  • Cluster bombs are designed as anti‐personnel, anti‐armor weapons, but the primary victims have been innocent civilians. More than 95% of known cluster bomb victims are civilians and 40 percent are children, who are drawn to the small, toy‐like metal objects. 
  • Cluster bomb casings release hundreds of bomblets—the size of a soup can or orange—over wide areas, frequently missing intended military targets and killing nearby civilians.
  • Commonly used cluster bombs are designed to explode into hundreds of pieces of razor‐sharp shrapnel that rip through bodies.
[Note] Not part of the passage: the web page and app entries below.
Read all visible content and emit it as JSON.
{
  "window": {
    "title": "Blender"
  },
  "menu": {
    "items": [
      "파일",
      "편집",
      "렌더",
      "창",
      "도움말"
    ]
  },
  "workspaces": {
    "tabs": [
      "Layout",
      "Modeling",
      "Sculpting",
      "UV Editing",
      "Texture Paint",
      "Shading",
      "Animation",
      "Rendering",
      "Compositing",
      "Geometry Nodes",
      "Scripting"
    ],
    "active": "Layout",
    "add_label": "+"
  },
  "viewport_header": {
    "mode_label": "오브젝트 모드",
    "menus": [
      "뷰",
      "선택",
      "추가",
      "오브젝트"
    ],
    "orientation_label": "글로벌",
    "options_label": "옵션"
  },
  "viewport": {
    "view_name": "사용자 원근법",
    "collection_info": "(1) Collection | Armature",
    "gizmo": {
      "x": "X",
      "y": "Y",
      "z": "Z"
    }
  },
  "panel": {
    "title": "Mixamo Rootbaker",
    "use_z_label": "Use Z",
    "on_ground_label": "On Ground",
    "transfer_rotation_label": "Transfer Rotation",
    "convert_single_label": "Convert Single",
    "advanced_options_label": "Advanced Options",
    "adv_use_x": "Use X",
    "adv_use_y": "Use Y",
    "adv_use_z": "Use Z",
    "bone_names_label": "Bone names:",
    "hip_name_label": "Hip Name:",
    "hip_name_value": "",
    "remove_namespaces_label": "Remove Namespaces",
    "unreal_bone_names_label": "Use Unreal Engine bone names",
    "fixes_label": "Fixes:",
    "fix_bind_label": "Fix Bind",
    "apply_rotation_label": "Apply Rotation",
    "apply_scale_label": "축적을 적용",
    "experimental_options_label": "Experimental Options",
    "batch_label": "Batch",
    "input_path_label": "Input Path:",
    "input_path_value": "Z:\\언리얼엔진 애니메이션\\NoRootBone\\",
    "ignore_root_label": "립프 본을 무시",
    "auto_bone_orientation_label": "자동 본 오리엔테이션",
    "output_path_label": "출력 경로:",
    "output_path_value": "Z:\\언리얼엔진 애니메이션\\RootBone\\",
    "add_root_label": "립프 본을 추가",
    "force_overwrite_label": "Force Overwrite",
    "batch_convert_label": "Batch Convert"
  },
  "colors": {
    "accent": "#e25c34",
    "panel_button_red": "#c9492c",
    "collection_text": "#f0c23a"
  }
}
Displaying IMG_0350.JPG“We call for fair play, on the field of sport, and in the field of disarmament,” said Gabriel Silva, Coordinator of the Brazilian Campaign against Landmines and Cluster Munitions. “While the majority of the world’s governments have banned this weapon and disassociated itself from it, many continue to put profits ahead of civilian lives.”                                                                                                                        A soccer player from Laos, 19-year-old Mini Phanthavong, lives in an area that is heavily contaminated with cluster munition remnants. For Mini and his football friends, kicking the ball off the football pitch could be lethal. “When we kick the ball into a bush or the forest lawn, we have to go out of the playing field to collect the ball,” says Mini, “with every step that I walk outside of the marked pathway, I am always concerned and scared.”     Displaying IMG_0872.JPG           Every country in the world, including the United States, can and should join the CONVENTION ON CLUSTER MUNITIONS and THE MINE BAN TREATY. To accomplish that, we need you! Your voice is needed… JOIN WVCBL/PSALM AND CONTACT your elected officials ( and let them know we aren’t going to win a war or defend our country with a weapon that kills civilians, especially children. It is a question of political will and of prioritizing the protection of civilians over using outdated and indiscriminate weapons.Displaying IMG_0222.JPG